In a sportsbook, bettors can make individual team or player wagers and parlay bets. Parlay bets combine multiple individual bets into one wager with a higher potential payout. The odds on each individual bet vary, and the entire group of bets must win for a parlay to be successful. Some sportsbooks offer a point reward system where bettors can earn a percentage of their winnings, depending on the number of teams or players included in the bet.
The betting market for a game begins to take shape two weeks before kickoff, when a few select sportsbooks release what are called “look ahead” lines. These odds are based on the opinions of a handful of sharp sportsbook managers, and they often have little or no thought put into them. When a bet is placed right after these lines are released, it is a risky proposition. The better is essentially wagering that they know something that the handful of sharps at the sportsbook don’t, and that they can beat the sportsbook’s closing line value.
Sportsbooks keep detailed records of every wager they accept, whether a bet is placed on the computer or at a betting window. This data is used to calculate an average bet size per event and determine a margin of victory or defeat. They can also be used to identify profitable and losing bets. This information is invaluable to sportsbook managers when determining the betting limits on a particular game.
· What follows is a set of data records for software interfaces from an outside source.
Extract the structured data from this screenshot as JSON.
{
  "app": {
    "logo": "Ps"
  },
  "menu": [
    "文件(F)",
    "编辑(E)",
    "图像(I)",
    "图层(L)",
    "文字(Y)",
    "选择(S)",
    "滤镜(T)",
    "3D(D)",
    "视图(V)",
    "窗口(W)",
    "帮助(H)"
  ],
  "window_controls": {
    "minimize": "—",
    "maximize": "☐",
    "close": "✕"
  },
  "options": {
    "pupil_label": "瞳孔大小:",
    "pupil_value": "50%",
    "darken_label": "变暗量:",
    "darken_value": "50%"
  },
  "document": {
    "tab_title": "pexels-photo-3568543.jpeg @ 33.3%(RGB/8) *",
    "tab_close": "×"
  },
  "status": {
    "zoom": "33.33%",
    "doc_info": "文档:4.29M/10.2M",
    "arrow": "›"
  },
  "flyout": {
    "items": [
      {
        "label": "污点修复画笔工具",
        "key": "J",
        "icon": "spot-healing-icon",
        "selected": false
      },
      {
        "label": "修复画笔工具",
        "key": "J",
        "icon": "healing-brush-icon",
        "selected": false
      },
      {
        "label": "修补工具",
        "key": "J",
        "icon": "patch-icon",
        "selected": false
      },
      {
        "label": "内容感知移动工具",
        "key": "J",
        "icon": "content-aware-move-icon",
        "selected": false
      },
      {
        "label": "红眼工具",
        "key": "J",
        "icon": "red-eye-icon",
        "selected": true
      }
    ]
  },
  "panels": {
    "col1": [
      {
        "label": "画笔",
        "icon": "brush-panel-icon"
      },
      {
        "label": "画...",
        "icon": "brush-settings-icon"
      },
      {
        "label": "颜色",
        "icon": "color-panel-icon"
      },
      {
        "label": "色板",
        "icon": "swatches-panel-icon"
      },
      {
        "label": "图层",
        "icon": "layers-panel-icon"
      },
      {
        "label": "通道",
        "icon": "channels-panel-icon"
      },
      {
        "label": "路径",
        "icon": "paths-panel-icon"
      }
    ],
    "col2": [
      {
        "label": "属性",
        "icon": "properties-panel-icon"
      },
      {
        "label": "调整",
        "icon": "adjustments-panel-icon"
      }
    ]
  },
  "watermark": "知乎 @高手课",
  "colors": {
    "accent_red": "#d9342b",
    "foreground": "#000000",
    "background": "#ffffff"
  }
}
A sportsbook’s profit margin is based on the number of winning bets compared to the total amount wagered, and it can vary significantly from sport to sport. The higher the sportsbook’s profit margin, the more it makes on each wager. However, it is important to remember that this does not necessarily translate into a larger profit in the long run. Unlike casino operations, sportsbooks are not bound by strict profit and loss limits, which can make them more vulnerable to bad bets.
If you are considering opening a sportsbook, you should research the different online sites to find the best one for your needs. Look at user reviews, but don’t rely on them alone. What a single person views as a negative might be a positive for someone else. It is also crucial to check out the betting markets and bonuses offered by each site. The seven best online sportsbooks offer their customers appealing bonuses, fast payouts, and thousands of exciting betting options each day.